Health workers are set to be better informed on how to treat Australia's newest arrivals, with the release of updated recommendations on caring for refugees and asylum seekers.
The guidelines were developed to cover areas such as mental health, women's health and various other health disorders, and was written under the supervision of refugee health nurses.
Physician Nadia Chaves says the recommendations are needed because the demographic of new arrivals in Australia is changing, with arrivals from Africa, Asia and the Middle East.
She says many asylum seekers and refugees haven't had the same standard of medical care as most people who've grown up in Australia.
That means healthcare workers need to take a different approach when treating them.
"They may have missed out on things like immunisations that we take for granted, and providing a comprehensive health assessment will help identify problems such as a lack of immunisations or inadequate access to dental care or normal preventative screening that we do. Comprehensive health assessment also can potentially identify health problems that they might be unaware of. We're hoping that these recommendations help to standardise what a GP or nurse might offer someone when they first encounter a person from a refugee background."
Australia currently resettles 13,750 people each year, and has pledged to take in a further 12,000 from Syria and Iraq, fleeing ongoing conflict.
Nadia Chaves says these distressing experiences can deeply affect a person's mental wellbeing.
"The main thing that we want to make health professionals aware of is that yes people may have had a background of torture or trauma or psychological or physical violence, but a positive interaction with a health professional is a first step to a new future really. We also need to be aware of if people are at risk of mental health complications to refer them early and to get counselling or psychiatric help."
But she's hopeful that these recommendations will make Australia's health system better for workers and new patients.

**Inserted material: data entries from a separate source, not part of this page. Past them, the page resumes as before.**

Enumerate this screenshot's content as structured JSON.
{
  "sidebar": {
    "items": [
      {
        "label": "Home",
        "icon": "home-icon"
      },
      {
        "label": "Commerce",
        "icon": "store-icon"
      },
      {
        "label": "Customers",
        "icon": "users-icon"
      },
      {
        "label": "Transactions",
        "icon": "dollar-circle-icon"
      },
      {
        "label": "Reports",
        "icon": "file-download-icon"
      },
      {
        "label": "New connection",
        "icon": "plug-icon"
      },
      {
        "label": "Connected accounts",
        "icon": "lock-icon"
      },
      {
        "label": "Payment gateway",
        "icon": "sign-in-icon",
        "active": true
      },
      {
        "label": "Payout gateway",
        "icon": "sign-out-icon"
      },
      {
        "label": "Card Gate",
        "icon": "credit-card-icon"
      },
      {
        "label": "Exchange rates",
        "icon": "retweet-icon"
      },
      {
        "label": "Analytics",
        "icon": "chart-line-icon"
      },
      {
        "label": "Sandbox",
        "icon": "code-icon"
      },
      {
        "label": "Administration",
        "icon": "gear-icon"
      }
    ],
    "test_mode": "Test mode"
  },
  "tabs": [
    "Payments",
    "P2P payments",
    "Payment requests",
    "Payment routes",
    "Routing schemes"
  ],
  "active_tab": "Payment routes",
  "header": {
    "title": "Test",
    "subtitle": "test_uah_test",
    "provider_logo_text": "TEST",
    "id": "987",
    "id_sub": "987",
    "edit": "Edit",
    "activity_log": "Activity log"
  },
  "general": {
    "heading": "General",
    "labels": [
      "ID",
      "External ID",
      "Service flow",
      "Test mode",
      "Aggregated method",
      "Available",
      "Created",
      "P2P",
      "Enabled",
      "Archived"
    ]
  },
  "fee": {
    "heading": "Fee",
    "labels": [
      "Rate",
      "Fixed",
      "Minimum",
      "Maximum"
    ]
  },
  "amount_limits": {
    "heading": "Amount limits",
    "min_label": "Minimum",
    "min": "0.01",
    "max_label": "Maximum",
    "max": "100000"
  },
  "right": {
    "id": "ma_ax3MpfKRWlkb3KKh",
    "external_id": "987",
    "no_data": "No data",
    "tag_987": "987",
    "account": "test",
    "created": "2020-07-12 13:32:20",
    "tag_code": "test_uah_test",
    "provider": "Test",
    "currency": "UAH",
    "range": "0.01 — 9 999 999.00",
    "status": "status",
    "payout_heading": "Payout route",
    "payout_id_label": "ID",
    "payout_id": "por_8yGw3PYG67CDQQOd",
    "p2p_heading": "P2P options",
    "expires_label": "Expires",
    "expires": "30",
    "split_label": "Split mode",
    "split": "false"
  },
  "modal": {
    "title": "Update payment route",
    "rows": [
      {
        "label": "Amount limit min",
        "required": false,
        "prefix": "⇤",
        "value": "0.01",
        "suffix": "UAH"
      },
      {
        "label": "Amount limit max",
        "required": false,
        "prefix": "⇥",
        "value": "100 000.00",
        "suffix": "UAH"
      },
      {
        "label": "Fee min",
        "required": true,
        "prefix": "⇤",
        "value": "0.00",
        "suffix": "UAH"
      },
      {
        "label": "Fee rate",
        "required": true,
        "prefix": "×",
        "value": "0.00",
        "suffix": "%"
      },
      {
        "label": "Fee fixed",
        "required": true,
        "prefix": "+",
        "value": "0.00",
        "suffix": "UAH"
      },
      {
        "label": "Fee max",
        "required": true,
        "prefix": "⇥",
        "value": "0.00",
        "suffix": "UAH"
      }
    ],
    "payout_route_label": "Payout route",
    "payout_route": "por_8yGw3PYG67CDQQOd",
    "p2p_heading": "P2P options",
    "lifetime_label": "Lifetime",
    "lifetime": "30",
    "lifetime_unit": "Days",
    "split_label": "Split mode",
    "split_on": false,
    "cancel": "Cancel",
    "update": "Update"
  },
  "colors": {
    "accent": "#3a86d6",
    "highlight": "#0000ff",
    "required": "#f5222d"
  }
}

"I like to say we have a person-centred care approach, which means that we actually ask people what their needs are and take into account their values and their wishes when providing medical care for them and we always offer an interpreter to make sure we're speaking their language. That actually is the most important part about being culturally competent, is actually having a person-centred approach, and if we do that we'll actually be able to communicate with anyone from any culture."